Walcott and Findlay were together for six overs; when the score was 12 Walcott had made all six runs scored since he had come in.
Not too bad for a retiree!
In Goodwin’s 11th over Findlay stepped out to drive and spooned the ball to mid-off where Waters almost fumbled the easy catch.
West Indies 12 for 8.
Ireland conceded a bye and then O’Riordan took two wickets with the last two balls of his 12th over. Walcott swung at him and Anderson caught a skier at cover. Next ball Roberts swung to leg and skied to the wicket-keeper.
Goodwin then bowled a maiden over to to Blair, but O’Riordan in his last over conceded 12 runs to Shillingford and Blair with both swinging their bats.

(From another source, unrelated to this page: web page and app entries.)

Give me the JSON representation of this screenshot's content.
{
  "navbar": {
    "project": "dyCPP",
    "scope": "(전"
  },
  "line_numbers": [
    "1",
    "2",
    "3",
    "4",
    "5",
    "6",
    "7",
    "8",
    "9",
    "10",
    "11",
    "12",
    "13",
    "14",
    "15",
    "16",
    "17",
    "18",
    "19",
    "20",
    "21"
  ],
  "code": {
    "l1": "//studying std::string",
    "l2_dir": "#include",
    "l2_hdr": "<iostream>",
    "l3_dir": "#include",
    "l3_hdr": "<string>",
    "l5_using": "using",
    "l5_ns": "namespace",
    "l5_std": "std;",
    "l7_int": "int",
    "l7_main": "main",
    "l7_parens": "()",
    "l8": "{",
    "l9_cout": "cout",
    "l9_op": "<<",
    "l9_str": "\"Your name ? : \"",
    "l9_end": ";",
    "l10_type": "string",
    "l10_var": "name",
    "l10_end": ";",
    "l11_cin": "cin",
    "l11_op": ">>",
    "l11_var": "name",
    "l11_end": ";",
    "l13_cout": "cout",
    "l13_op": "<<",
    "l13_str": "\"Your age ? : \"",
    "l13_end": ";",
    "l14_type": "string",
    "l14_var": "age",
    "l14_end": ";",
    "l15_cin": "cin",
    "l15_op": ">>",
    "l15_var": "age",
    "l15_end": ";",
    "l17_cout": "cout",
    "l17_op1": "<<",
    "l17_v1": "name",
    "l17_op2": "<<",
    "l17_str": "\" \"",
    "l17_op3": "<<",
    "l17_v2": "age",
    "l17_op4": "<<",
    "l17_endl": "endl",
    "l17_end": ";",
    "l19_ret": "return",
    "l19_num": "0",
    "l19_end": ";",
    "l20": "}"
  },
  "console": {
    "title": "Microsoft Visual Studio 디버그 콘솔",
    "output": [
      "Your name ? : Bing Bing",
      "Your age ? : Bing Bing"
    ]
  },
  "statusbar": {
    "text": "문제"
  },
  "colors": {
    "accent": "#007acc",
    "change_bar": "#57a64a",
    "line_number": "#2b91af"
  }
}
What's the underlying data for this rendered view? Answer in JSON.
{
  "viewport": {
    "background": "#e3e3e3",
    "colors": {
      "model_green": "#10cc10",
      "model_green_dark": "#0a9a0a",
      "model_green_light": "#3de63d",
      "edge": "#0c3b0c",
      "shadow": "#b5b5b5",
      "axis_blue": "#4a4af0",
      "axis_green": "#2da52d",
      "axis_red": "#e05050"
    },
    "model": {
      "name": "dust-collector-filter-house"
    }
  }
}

This effectively more than doubled the score. With the fifth ball of the next over Goodwin bowled Blair and it was all over.
West Indies all out for 25.
A stunning turn of events which had the crowd on their feet and cheering their two boys. The entire innings had lasted 86 minutes.
O’Riordan had astonishing final figures of 13-8-18-4 and Goodwin 12.5-8-6-5.
Ireland opened their batting 25-minutes before lunch and quickly hit up a 125 runs for the loss of 8 wickets before declaring and leaving West Indies 95-minutes to bat again.
Either the wicket had dried sufficiently for the West Indians to be able to bat normally again, or the ignominy of having scored the lowest total of any team (in any form of cricket) against Ireland, was playing on their minds.
West Indies scored 78 for 4 in heir second innings before the team’s called it a day, leaving Ireland the winners by virtue of their first innings lead.
Captain Butcher led from the front, scoring a chance less half century. But as Sengupta recounts, the team was not about to forgive Butcher for his decision to bat first on that pitch: “Maurice Foster called Butcher a submarine captain because he preferred to bat under water. Carew disagreed, saying Butcher was not fit to captain a submarine.”
A match that has gone down in West Indian cricketing history as a match they would rather forget.
The last word on the West Indian performance, aptly enough, came from LD Roberts, a correspondent of Jamaica’s Gleaner, who, seeing the West Indian flag flying upside down at the ground, remarked, “Half-mast might have been more appropriate.”